EXTRACTED RECORDS:
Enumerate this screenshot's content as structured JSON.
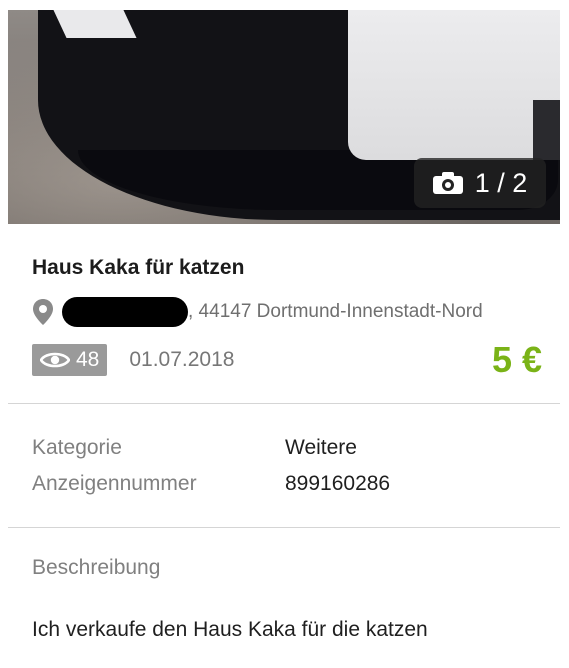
{
  "gallery": {
    "counter": "1 / 2",
    "icon": "camera-icon"
  },
  "listing": {
    "title": "Haus Kaka für katzen",
    "location": ", 44147 Dortmund-Innenstadt-Nord",
    "views": "48",
    "date": "01.07.2018",
    "price": "5 €"
  },
  "details": {
    "rows": [
      {
        "label": "Kategorie",
        "value": "Weitere"
      },
      {
        "label": "Anzeigennummer",
        "value": "899160286"
      }
    ]
  },
  "description": {
    "heading": "Beschreibung",
    "text": "Ich verkaufe den Haus Kaka für die katzen"
  },
  "colors": {
    "price": "#7ab317",
    "views_badge": "#9a9a9a",
    "divider": "#d5d5d5"
  },
  "icons": [
    "camera-icon",
    "location-pin-icon",
    "eye-icon"
  ]
}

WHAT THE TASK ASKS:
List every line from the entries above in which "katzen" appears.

TASK OUTPUT:
    "title": "Haus Kaka für katzen",
    "text": "Ich verkaufe den Haus Kaka für die katzen"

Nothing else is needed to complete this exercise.